Disparity in household wealth between whites, blacks, and Hispanics widened to its largest gap since the government began collecting the data almost 25 years ago, according to a recent Pew Research Center study. Experts blame the accelerated growth in the wealth gap on the housing market collapse, which disproportionately impacted geographic regions heavily settled by minorities, particularly Hispanics.
White households had nearly 20 times the median wealth of black households and 18 times that of Hispanic households, the study showed, ratios roughly twice those that prevailed among the groups for the past 20 years.
[In Pictures: 6 Numbers Every Investor Should Follow.]
"There's a big, big connection between what's happened in housing and wealth disparity," says Nariman Behravesh, chief economist at IHS Global Insight.
And while the Great Recession left few unscathed, the ravages of the downturn disproportionately affected minorities: inflation-adjusted median wealth fell 66 percent among Hispanic households and 53 percent among black households, compared with just 16 percent among white households. As a result of these declines, the typical black household had just $5,677 in wealth in 2009, the typical Hispanic household had $6,325 in wealth, and the typical white household had $113,149.
The culprit of sinking household net worth is the shattered housing market and plummeting sale prices, experts say.

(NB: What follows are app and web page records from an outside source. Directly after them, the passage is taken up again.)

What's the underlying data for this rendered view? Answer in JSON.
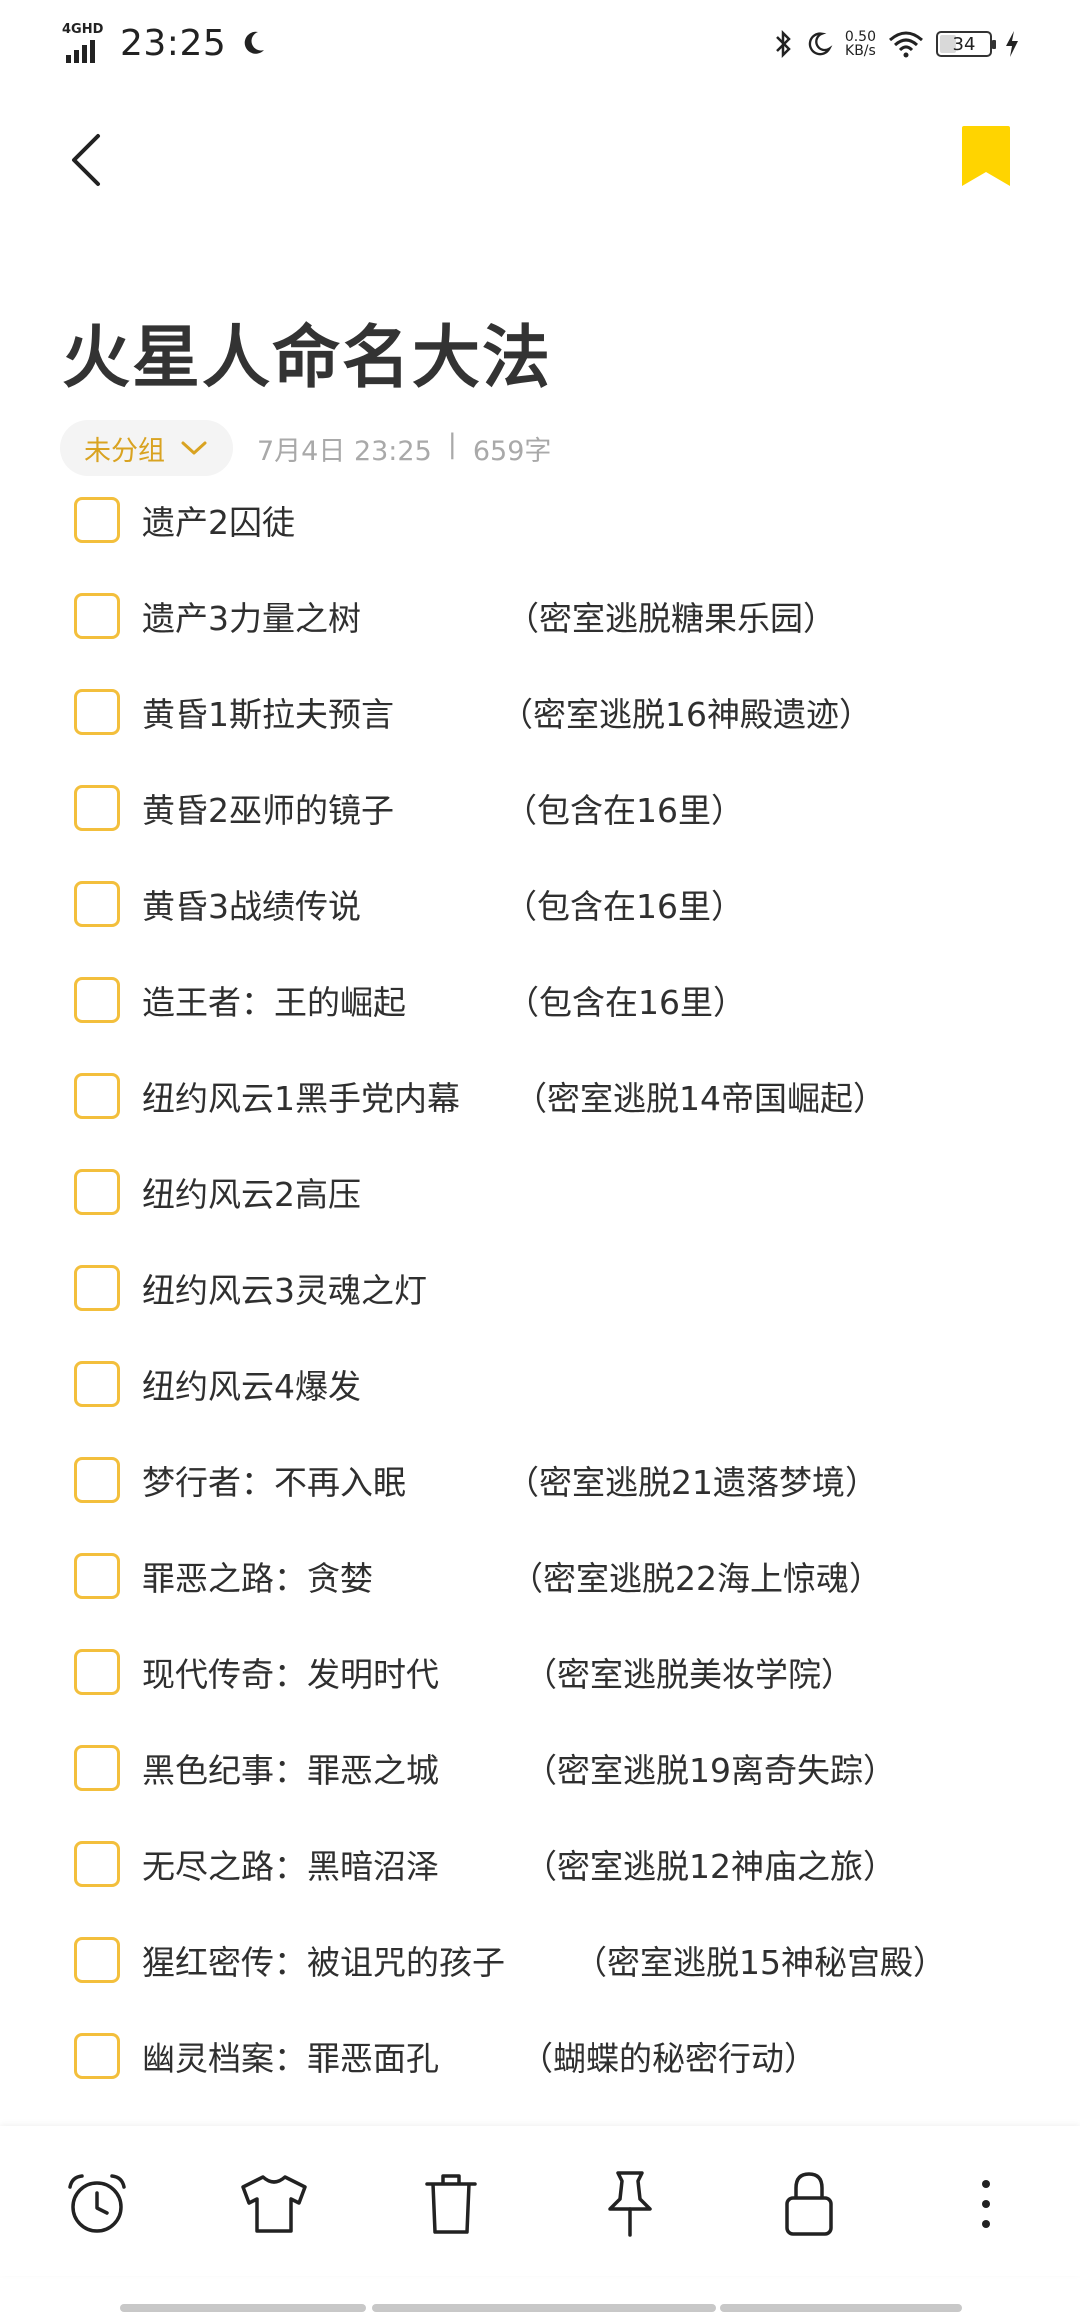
{
  "status_bar": {
    "network": "4GHD",
    "time": "23:25",
    "speed_value": "0.50",
    "speed_unit": "KB/s",
    "battery": "34"
  },
  "header": {
    "back_icon": "chevron-left-icon",
    "bookmark_icon": "bookmark-icon",
    "bookmark_color": "#ffd400"
  },
  "note": {
    "title": "火星人命名大法",
    "group": "未分组",
    "date": "7月4日 23:25",
    "separator": "|",
    "word_count": "659字",
    "accent_color": "#f3bf3c"
  },
  "items": [
    {
      "text": "遗产2囚徒",
      "note": ""
    },
    {
      "text": "遗产3力量之树",
      "note": "（密室逃脱糖果乐园）"
    },
    {
      "text": "黄昏1斯拉夫预言",
      "note": "（密室逃脱16神殿遗迹）"
    },
    {
      "text": "黄昏2巫师的镜子",
      "note": "（包含在16里）"
    },
    {
      "text": "黄昏3战绩传说",
      "note": "（包含在16里）"
    },
    {
      "text": "造王者：王的崛起",
      "note": "（包含在16里）"
    },
    {
      "text": "纽约风云1黑手党内幕",
      "note": "（密室逃脱14帝国崛起）"
    },
    {
      "text": "纽约风云2高压",
      "note": ""
    },
    {
      "text": "纽约风云3灵魂之灯",
      "note": ""
    },
    {
      "text": "纽约风云4爆发",
      "note": ""
    },
    {
      "text": "梦行者：不再入眠",
      "note": "（密室逃脱21遗落梦境）"
    },
    {
      "text": "罪恶之路：贪婪",
      "note": "（密室逃脱22海上惊魂）"
    },
    {
      "text": "现代传奇：发明时代",
      "note": "（密室逃脱美妆学院）"
    },
    {
      "text": "黑色纪事：罪恶之城",
      "note": "（密室逃脱19离奇失踪）"
    },
    {
      "text": "无尽之路：黑暗沼泽",
      "note": "（密室逃脱12神庙之旅）"
    },
    {
      "text": "猩红密传：被诅咒的孩子",
      "note": "（密室逃脱15神秘宫殿）"
    },
    {
      "text": "幽灵档案：罪恶面孔",
      "note": "（蝴蝶的秘密行动）"
    }
  ],
  "toolbar": {
    "icons": [
      "alarm-clock-icon",
      "shirt-icon",
      "trash-icon",
      "pin-icon",
      "lock-icon",
      "more-vertical-icon"
    ]
  }
}
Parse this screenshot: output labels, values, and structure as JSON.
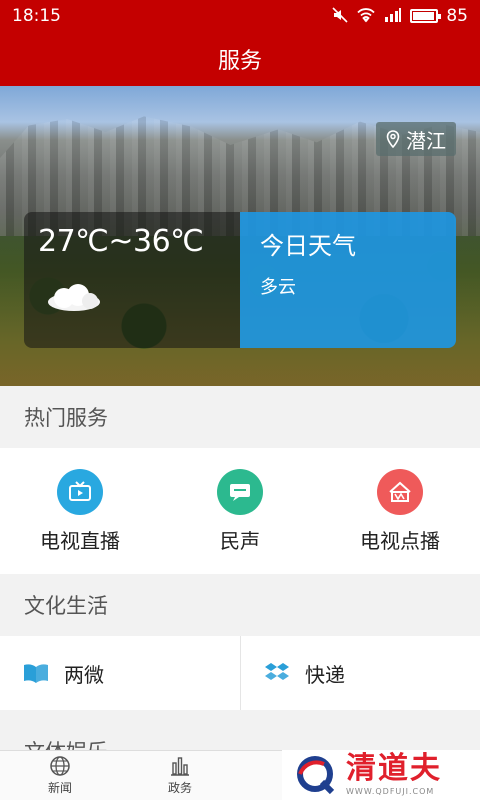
{
  "status_bar": {
    "time": "18:15",
    "battery": "85",
    "battery_level": 0.85
  },
  "header": {
    "title": "服务"
  },
  "hero": {
    "location": "潜江",
    "temperature": "27℃~36℃",
    "weather_title": "今日天气",
    "weather_desc": "多云"
  },
  "hot_services": {
    "title": "热门服务",
    "items": [
      {
        "label": "电视直播",
        "icon": "tv-icon",
        "color": "#29a8e0"
      },
      {
        "label": "民声",
        "icon": "chat-icon",
        "color": "#2cb98f"
      },
      {
        "label": "电视点播",
        "icon": "vod-icon",
        "color": "#ef5a5a"
      }
    ]
  },
  "culture": {
    "title": "文化生活",
    "items": [
      {
        "label": "两微",
        "icon": "book-icon",
        "color": "#2a9fd8"
      },
      {
        "label": "快递",
        "icon": "box-icon",
        "color": "#2a9fd8"
      }
    ]
  },
  "next_section": {
    "title": "文体娱乐"
  },
  "bottom_nav": {
    "items": [
      {
        "label": "新闻",
        "icon": "globe-icon"
      },
      {
        "label": "政务",
        "icon": "bar-chart-icon"
      }
    ]
  },
  "watermark": {
    "cn": "清道夫",
    "en": "WWW.QDFUJI.COM"
  },
  "colors": {
    "brand_red": "#c40000",
    "weather_blue": "#1e96e1"
  }
}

From its 2006 peak, home prices have dropped more than 30 percent on average, obliterating the home equity many homeowners depended on, minorities in particular.
"Minority households depend more on home equity as a source of wealth," says Rakesh Kochhar, Associate Director for Research at the Pew Hispanic Center and co-author of the study. "Hispanics for example: two-thirds of their net wealth comes from home equity. For white households, it's something like 45 percent."
By virtue of geography and profession, Hispanics have been slammed by the housing downturn, with the median level of home equity falling by almost half, to just under $50,000, the study reported. In 2005, more than 2 in 5 of the nation's Hispanic and Asian households resided in Arizona, California, Florida, Michigan, and Nevada, the five states with the steepest declines in home prices. By contrast, only about 1 in 5 of the nation's white or black households resided in these states.
"Hispanics are more affected by the downturn because they were more exposed to the bubble simply because of the geography, partly because they actually followed the housing bubble for construction jobs," Kochhar says. "When construction jobs disappeared, they also were disproportionately hit."
Another element exacerbating the situation is the fact that fewer Hispanic and black households invest in financial products such as stocks, mutual funds, and 401(k)s. So, while the stock market has enjoyed a substantial run-up over the past couple of years, few minority families have benefited, especially while house prices have continued to hobble along the bottom.
"In terms of stock holdings, the top 25 percent of households hold stock, but most of the rest of the wealth in the rest of the country—middle- and lower-income families—is in housing," Behravesh says. "Most of their wealth is tied up in their homes."
While the dates don't line up precisely, the study, which included data from the U.S. Census Bureau's Survey of Income and Program Participation, captures the brunt of the impact of the Great Recession, and shows hairline cracks in the ideal of homeownership as the American Dream. What was once considered an almost untouchable asset has been shaken to the core by the global financial crisis, and minority homeowners have shouldered most of the burden. While experts expect price decreases to level off by the end of the year, that's little consolation for homeowners who will likely have to wait many years to recoup the equity they lost.